The cost of tuition is rising rapidly, but what are you really getting out of it? Most of what you learn in college isn’t even applicable to daily life. Instead of learning how to manage your finances, or gain hands-on experience through an apprenticeship, academia focuses on a “well-rounded” education leaving millennials good at everything, but experts in nothing.
Rather than learning how to learn, academia teaches students how to take a test. Which isn’t really an important skill in real life. So is it any surprise that millennials have had 53 straight months of unemployment over 10%? Even worse, those of us under 24-years-old have an unemployment rate above 16%!
This flaw in our education system has definitely been exploited by America’s economic downtown. In 2012, a record one third of 25 to 29-year-olds in the U.S. had their bachelor’s degree. With a surplus of college graduates, the workforce just isn’t supplying enough jobs for us all. Recent college graduates get hurt the worst by this because we are competing for jobs alongside people who have been in the workforce for 5-10 years.
In 2010, Labor Department data from the Center for College Affordability and Productivity reported that the number of jobs requiring a college degree was around 28 million. Unfortunately, the number of college graduates exceeded 41 million.
Last year Rutgers University conducted a survey and found that half of new graduates were working jobs that did not require a 4 year degree. Only 20% of the graduates were even working in their chosen field. The starting salary for new graduates was about 10% less than five years ago; new graduates find themselves underemployed, taking jobs to pay the bills, or opting to go back to graduate school to boost their credentials, hoping to give them an edge in an increasingly competitive market.
The problem is every job application requires 1-2 years of experience, but how can a recent graduate get the experience necessary to launch their career, if no one will hire us?

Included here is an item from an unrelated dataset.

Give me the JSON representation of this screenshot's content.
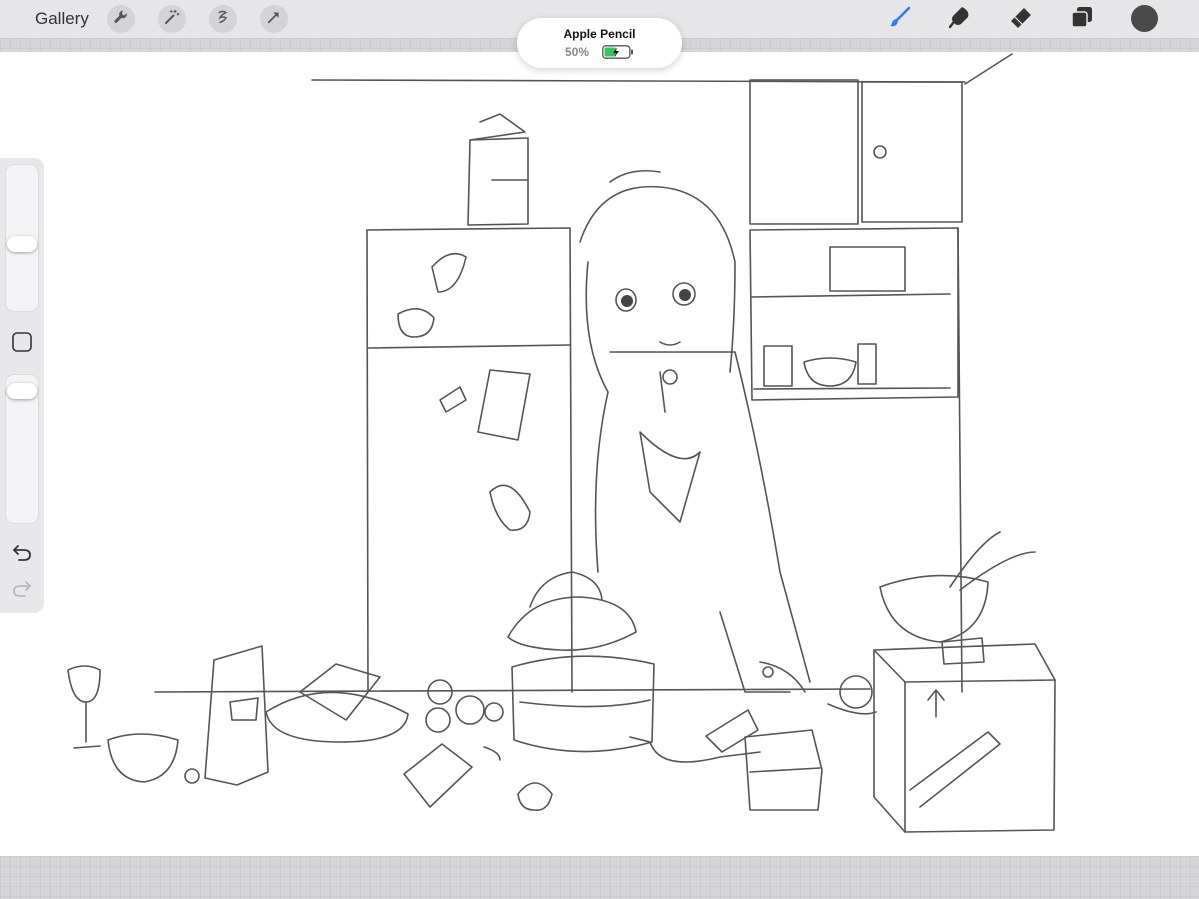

Most students are graduating with more than $27,000 of debt! Not only are millennials spending money more to attain a college degree than ever before, but we aren’t seeing any reward for our investment. When will Washington start to talk about these very real issues that are crippling our generation?